      that’s a very big asterisks with your home as it halves the size that you use–not that we’re keeping tabs on people 😉

  • HairyGuy

    what i cannot understand is why men wear underwear. i realize women have an opening which allows bacteria to enter freely but for men, underwear is useless and just one more item to wash. everytime you do number 1, you should wash off the uretheral opening with an ounce of water after shaking out the remaining waste product. you should never really end up stinking at all down there. why have underwear? more junk to store in your home and more money to wash it.

    • litesp33d

      That might apply if you have a tiny penis and small balls.
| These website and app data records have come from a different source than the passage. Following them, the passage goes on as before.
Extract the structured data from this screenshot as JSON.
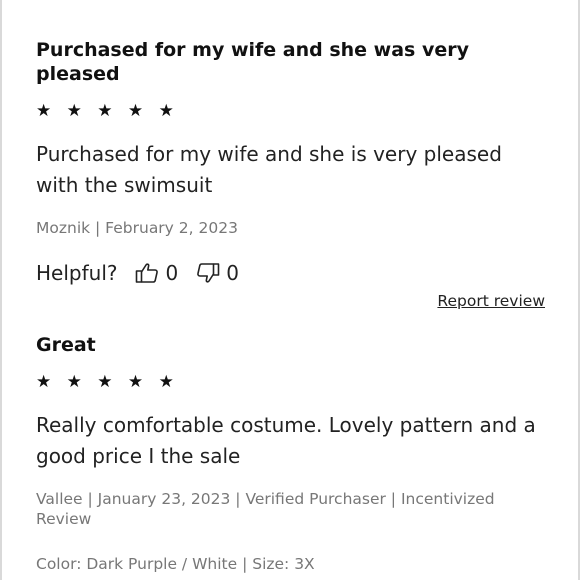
{
  "reviews": [
    {
      "title": "Purchased for my wife and she was very pleased",
      "stars": "★ ★ ★ ★ ★",
      "rating": 5,
      "body": "Purchased for my wife and she is very pleased with the swimsuit",
      "meta": "Moznik | February 2, 2023",
      "helpful_label": "Helpful?",
      "thumbs_up_count": "0",
      "thumbs_down_count": "0",
      "report_label": "Report review"
    },
    {
      "title": "Great",
      "stars": "★ ★ ★ ★ ★",
      "rating": 5,
      "body": "Really comfortable costume. Lovely pattern and a good price I the sale",
      "meta": "Vallee | January 23, 2023 | Verified Purchaser | Incentivized Review",
      "attributes": "Color: Dark Purple / White | Size: 3X"
    }
  ],
  "icons": {
    "thumbs_up": "thumbs-up-outline",
    "thumbs_down": "thumbs-down-outline"
  }
}
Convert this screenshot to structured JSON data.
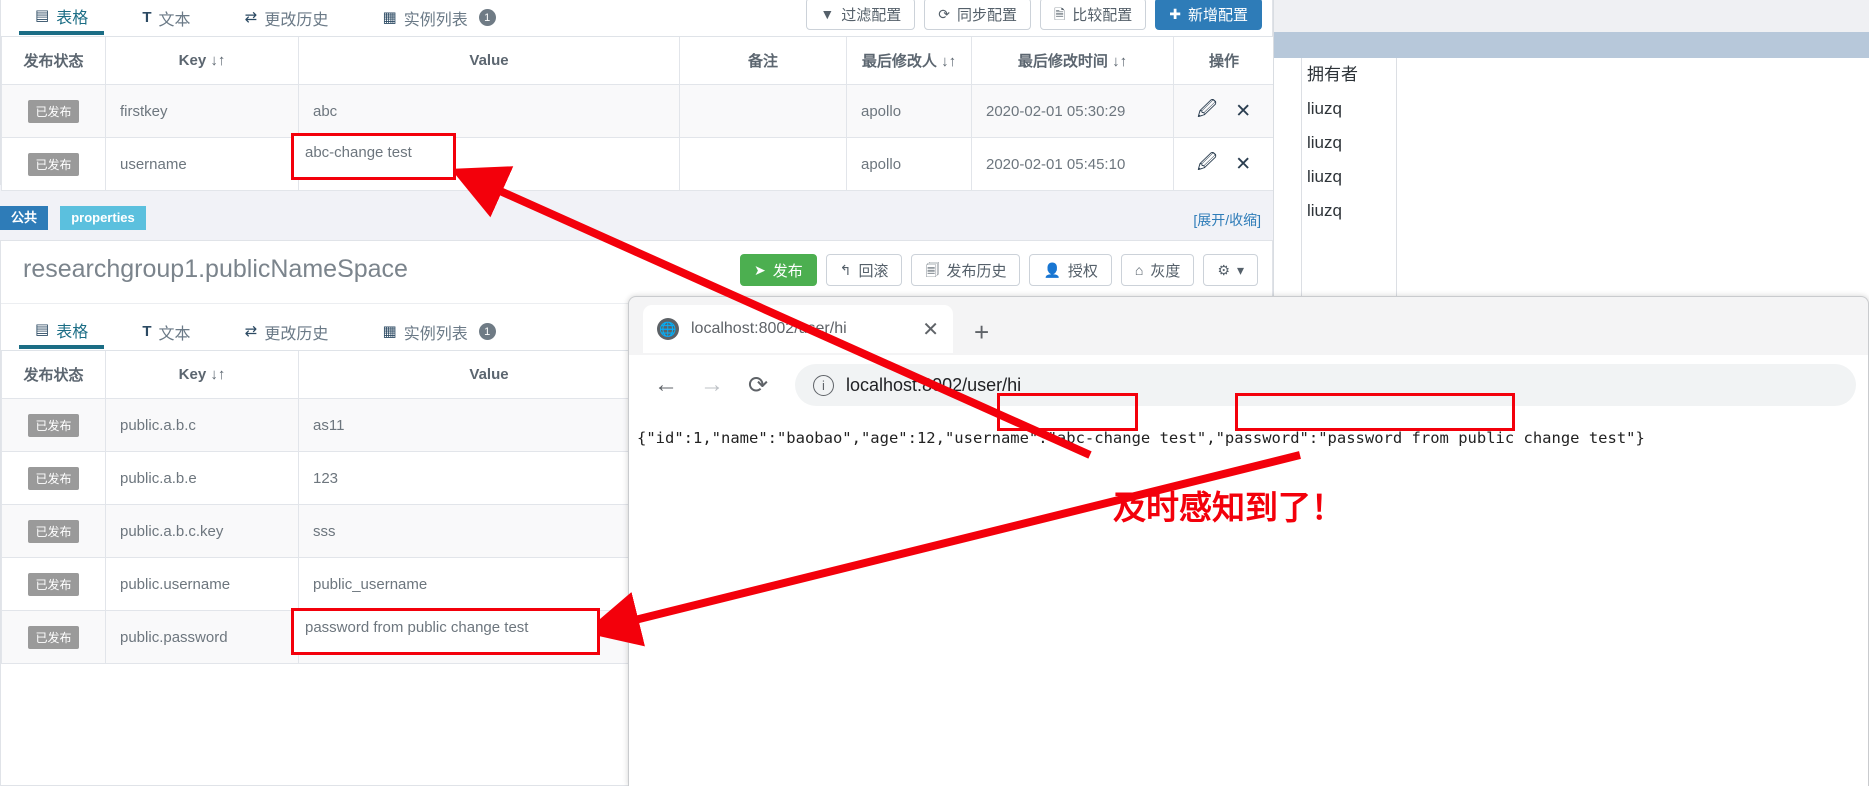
{
  "console": {
    "top_tabs": [
      {
        "label": "表格",
        "icon": "table-icon",
        "active": true,
        "badge": null
      },
      {
        "label": "文本",
        "icon": "text-icon",
        "active": false,
        "badge": null
      },
      {
        "label": "更改历史",
        "icon": "history-icon",
        "active": false,
        "badge": null
      },
      {
        "label": "实例列表",
        "icon": "instance-list-icon",
        "active": false,
        "badge": "1"
      }
    ],
    "top_buttons": [
      {
        "label": "过滤配置",
        "icon": "filter-icon",
        "style": "default"
      },
      {
        "label": "同步配置",
        "icon": "sync-icon",
        "style": "default"
      },
      {
        "label": "比较配置",
        "icon": "compare-icon",
        "style": "default"
      },
      {
        "label": "新增配置",
        "icon": "plus-icon",
        "style": "primary"
      }
    ],
    "table_top": {
      "columns": [
        "发布状态",
        "Key",
        "Value",
        "备注",
        "最后修改人",
        "最后修改时间",
        "操作"
      ],
      "sortable_columns": [
        "Key",
        "最后修改人",
        "最后修改时间"
      ],
      "rows": [
        {
          "status": "已发布",
          "key": "firstkey",
          "value": "abc",
          "comment": "",
          "modifier": "apollo",
          "modified": "2020-02-01 05:30:29"
        },
        {
          "status": "已发布",
          "key": "username",
          "value": "abc-change test",
          "comment": "",
          "modifier": "apollo",
          "modified": "2020-02-01 05:45:10"
        }
      ]
    },
    "namespace_tags": {
      "public": "公共",
      "format": "properties",
      "expand_link": "[展开/收缩]"
    },
    "namespace_title": "researchgroup1.publicNameSpace",
    "ns_buttons": [
      {
        "label": "发布",
        "icon": "send-icon",
        "style": "green"
      },
      {
        "label": "回滚",
        "icon": "rollback-icon",
        "style": "default"
      },
      {
        "label": "发布历史",
        "icon": "clipboard-icon",
        "style": "default"
      },
      {
        "label": "授权",
        "icon": "user-icon",
        "style": "default"
      },
      {
        "label": "灰度",
        "icon": "flask-icon",
        "style": "default"
      },
      {
        "label": "",
        "icon": "gear-icon",
        "style": "default",
        "caret": "▾"
      }
    ],
    "ns_tabs": [
      {
        "label": "表格",
        "icon": "table-icon",
        "active": true,
        "badge": null
      },
      {
        "label": "文本",
        "icon": "text-icon",
        "active": false,
        "badge": null
      },
      {
        "label": "更改历史",
        "icon": "history-icon",
        "active": false,
        "badge": null
      },
      {
        "label": "实例列表",
        "icon": "instance-list-icon",
        "active": false,
        "badge": "1"
      }
    ],
    "table_bottom": {
      "columns": [
        "发布状态",
        "Key",
        "Value"
      ],
      "rows": [
        {
          "status": "已发布",
          "key": "public.a.b.c",
          "value": "as11"
        },
        {
          "status": "已发布",
          "key": "public.a.b.e",
          "value": "123"
        },
        {
          "status": "已发布",
          "key": "public.a.b.c.key",
          "value": "sss"
        },
        {
          "status": "已发布",
          "key": "public.username",
          "value": "public_username"
        },
        {
          "status": "已发布",
          "key": "public.password",
          "value": "password from public change test"
        }
      ]
    }
  },
  "right_panel": {
    "header": "拥有者",
    "owners": [
      "liuzq",
      "liuzq",
      "liuzq",
      "liuzq"
    ]
  },
  "browser": {
    "tab_title": "localhost:8002/user/hi",
    "tab_close": "✕",
    "new_tab": "+",
    "nav": {
      "back": "←",
      "forward": "→",
      "reload": "⟳",
      "info": "ⓘ"
    },
    "url": "localhost:8002/user/hi",
    "response": "{\"id\":1,\"name\":\"baobao\",\"age\":12,\"username\":\"abc-change test\",\"password\":\"password from public change test\"}"
  },
  "annotation": {
    "note": "及时感知到了！",
    "color": "#f3000b"
  }
}
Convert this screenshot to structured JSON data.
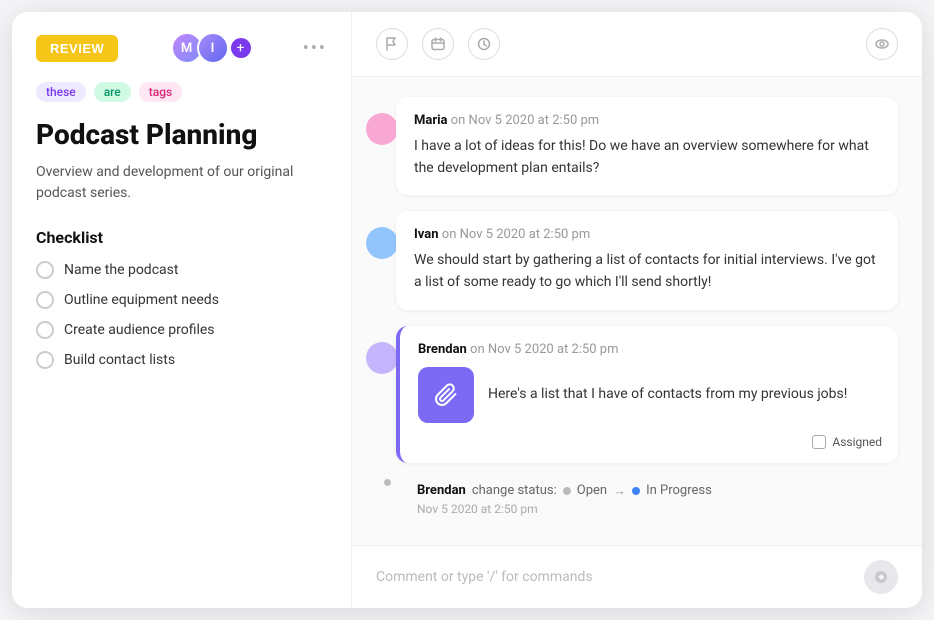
{
  "leftPanel": {
    "reviewButton": "REVIEW",
    "tags": [
      {
        "label": "these",
        "type": "purple"
      },
      {
        "label": "are",
        "type": "green"
      },
      {
        "label": "tags",
        "type": "pink"
      }
    ],
    "title": "Podcast Planning",
    "description": "Overview and development of our original podcast series.",
    "checklist": {
      "title": "Checklist",
      "items": [
        "Name the podcast",
        "Outline equipment needs",
        "Create audience profiles",
        "Build contact lists"
      ]
    }
  },
  "rightPanel": {
    "comments": [
      {
        "author": "Maria",
        "meta": "on Nov 5 2020 at 2:50 pm",
        "text": "I have a lot of ideas for this! Do we have an overview somewhere for what the development plan entails?",
        "dotColor": "pink",
        "hasAttachment": false,
        "highlighted": false
      },
      {
        "author": "Ivan",
        "meta": "on Nov 5 2020 at 2:50 pm",
        "text": "We should start by gathering a list of contacts for initial interviews. I've got a list of some ready to go which I'll send shortly!",
        "dotColor": "blue",
        "hasAttachment": false,
        "highlighted": false
      },
      {
        "author": "Brendan",
        "meta": "on Nov 5 2020 at 2:50 pm",
        "text": "Here's a list that I have of contacts from my previous jobs!",
        "dotColor": "purple",
        "hasAttachment": true,
        "highlighted": true,
        "assignedLabel": "Assigned"
      }
    ],
    "statusChange": {
      "author": "Brendan",
      "action": "change status:",
      "from": "Open",
      "to": "In Progress",
      "time": "Nov 5 2020 at 2:50 pm"
    },
    "commentPlaceholder": "Comment or type '/' for commands"
  },
  "icons": {
    "flag": "⚑",
    "calendar": "▭",
    "clock": "◷",
    "eye": "◉",
    "paperclip": "🔗",
    "chat": "💬"
  }
}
Personally I find going commando and loose jockey shorts vs y fronts most uncomfortable.

  • Rico

    Great post. I wouldn’t mind buying the exact same items and putting out all my current clothes.
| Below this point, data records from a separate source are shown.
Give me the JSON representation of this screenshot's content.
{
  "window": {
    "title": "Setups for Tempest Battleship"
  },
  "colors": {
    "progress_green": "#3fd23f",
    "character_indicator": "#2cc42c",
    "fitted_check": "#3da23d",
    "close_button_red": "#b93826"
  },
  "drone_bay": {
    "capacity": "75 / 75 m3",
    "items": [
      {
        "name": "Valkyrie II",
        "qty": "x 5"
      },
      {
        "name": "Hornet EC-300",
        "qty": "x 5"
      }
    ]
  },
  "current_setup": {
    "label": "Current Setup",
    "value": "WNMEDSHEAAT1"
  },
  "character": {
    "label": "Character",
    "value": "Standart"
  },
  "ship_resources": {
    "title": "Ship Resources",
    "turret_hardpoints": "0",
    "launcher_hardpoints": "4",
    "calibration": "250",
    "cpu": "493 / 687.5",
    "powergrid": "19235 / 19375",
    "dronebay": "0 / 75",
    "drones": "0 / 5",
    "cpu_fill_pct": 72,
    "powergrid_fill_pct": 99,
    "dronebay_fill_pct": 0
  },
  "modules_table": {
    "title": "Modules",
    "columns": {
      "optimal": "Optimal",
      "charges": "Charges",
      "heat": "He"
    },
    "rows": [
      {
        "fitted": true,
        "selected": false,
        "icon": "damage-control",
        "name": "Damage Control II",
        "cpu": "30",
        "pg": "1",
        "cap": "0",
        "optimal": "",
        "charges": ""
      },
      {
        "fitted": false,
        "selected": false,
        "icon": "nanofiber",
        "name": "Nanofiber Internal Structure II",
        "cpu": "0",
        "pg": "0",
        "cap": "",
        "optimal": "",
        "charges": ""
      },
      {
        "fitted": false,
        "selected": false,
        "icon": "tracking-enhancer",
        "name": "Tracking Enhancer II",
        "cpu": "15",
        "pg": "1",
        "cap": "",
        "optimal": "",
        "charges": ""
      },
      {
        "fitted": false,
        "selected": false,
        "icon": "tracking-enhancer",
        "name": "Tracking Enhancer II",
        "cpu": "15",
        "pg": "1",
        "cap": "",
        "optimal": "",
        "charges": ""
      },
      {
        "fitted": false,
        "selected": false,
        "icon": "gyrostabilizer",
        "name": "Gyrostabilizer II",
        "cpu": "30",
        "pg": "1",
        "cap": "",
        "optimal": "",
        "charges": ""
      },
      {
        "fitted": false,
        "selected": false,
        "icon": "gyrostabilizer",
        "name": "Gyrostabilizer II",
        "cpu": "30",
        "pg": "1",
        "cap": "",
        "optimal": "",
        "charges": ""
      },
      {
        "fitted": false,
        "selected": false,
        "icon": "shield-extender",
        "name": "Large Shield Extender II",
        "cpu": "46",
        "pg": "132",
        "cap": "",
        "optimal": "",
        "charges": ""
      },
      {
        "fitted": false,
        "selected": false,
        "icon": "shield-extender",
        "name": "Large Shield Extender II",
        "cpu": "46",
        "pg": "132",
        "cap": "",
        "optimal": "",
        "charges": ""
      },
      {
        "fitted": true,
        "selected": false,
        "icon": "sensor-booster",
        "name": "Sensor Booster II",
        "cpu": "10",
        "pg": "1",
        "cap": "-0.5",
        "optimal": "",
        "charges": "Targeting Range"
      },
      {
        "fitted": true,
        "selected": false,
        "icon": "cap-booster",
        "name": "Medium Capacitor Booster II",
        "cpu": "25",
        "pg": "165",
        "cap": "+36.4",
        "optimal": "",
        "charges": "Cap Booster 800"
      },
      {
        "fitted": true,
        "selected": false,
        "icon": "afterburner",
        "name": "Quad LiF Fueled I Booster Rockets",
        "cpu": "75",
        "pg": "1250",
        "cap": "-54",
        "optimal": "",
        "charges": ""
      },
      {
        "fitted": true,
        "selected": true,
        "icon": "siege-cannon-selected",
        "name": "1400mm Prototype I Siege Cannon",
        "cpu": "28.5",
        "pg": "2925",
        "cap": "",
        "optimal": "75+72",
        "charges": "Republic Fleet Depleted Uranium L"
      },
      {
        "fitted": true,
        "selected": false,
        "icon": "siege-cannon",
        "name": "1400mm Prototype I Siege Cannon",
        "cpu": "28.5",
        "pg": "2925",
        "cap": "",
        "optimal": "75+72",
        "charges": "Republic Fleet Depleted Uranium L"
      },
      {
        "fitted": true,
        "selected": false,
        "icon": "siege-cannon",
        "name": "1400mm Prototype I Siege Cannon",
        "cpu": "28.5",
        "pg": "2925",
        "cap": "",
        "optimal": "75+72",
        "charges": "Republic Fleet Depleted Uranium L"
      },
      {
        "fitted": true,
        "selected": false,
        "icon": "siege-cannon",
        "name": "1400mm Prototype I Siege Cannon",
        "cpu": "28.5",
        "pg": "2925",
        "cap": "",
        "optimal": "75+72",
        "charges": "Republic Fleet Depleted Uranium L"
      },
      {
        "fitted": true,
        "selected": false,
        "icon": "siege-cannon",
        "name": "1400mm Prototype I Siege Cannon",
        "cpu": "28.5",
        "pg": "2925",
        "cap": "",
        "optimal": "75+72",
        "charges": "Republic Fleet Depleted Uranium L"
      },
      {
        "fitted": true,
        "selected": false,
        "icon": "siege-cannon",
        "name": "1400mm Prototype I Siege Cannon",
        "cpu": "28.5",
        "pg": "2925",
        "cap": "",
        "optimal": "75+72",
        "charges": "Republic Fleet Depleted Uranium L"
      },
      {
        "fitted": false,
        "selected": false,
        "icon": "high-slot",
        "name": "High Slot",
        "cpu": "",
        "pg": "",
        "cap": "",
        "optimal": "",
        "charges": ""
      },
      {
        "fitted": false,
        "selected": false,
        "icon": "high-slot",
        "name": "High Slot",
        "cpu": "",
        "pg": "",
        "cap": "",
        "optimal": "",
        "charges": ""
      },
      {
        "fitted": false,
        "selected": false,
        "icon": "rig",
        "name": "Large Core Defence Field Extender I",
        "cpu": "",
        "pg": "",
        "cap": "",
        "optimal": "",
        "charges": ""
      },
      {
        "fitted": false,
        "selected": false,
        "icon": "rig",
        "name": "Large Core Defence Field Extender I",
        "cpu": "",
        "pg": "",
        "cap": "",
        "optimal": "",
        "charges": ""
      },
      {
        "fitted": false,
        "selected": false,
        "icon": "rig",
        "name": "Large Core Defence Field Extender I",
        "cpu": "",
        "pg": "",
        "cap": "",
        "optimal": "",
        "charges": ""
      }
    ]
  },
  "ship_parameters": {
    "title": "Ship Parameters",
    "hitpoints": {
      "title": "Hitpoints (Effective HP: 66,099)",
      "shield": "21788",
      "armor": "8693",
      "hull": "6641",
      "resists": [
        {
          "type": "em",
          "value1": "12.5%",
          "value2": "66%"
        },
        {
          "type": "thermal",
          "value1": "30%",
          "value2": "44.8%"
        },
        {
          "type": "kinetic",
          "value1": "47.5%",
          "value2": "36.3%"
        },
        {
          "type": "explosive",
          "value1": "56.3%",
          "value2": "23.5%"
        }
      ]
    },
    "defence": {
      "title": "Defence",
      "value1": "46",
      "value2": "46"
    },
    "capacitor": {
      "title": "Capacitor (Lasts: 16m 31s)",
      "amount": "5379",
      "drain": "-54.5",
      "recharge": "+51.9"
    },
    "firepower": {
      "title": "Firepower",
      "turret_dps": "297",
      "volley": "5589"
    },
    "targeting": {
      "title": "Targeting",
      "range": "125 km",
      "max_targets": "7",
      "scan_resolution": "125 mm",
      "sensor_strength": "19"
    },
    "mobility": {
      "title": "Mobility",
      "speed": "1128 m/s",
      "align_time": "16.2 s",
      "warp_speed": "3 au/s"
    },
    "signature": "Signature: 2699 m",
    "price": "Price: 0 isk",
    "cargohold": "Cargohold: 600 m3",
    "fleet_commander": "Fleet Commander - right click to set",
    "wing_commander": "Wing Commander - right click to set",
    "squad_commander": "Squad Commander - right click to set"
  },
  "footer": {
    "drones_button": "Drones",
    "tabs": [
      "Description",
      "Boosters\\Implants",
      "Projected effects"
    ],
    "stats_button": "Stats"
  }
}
    But in my experience, ten items in the tropics is a lot more difficult than in colder climates. When it’s cold you can wear the same clothes for days at a time, and that’s okay because people mainly just see that you’re wearing your outer layer over and over again, which is normal. When it’s hot, you might need two changes of clothes in one day because of sweat, and if you wear the same thing two days in a row, everyone knows you’re wearing the same sweaty shirt from yesterday. Also, with a small wardrobe when it’s cold you don’t need to wash much. Where I live you’d be washing everyday. I realize some of this wouldn’t be a problem if no one else was there to see what you’re wearing, but I’ve found that when it’s hot, I need more clothes, when it’s cold I’m quite happy to wear the same things for days and days.

    • Rafael Bucker

      Exactly! I’m from Brazil and I totally understand you.

  • litesp33d

    Basic clothing is now so incredibly cheap that buying, wearing for a week or so and chucking like Reacher makes economic sense. As does getting it from charity shops.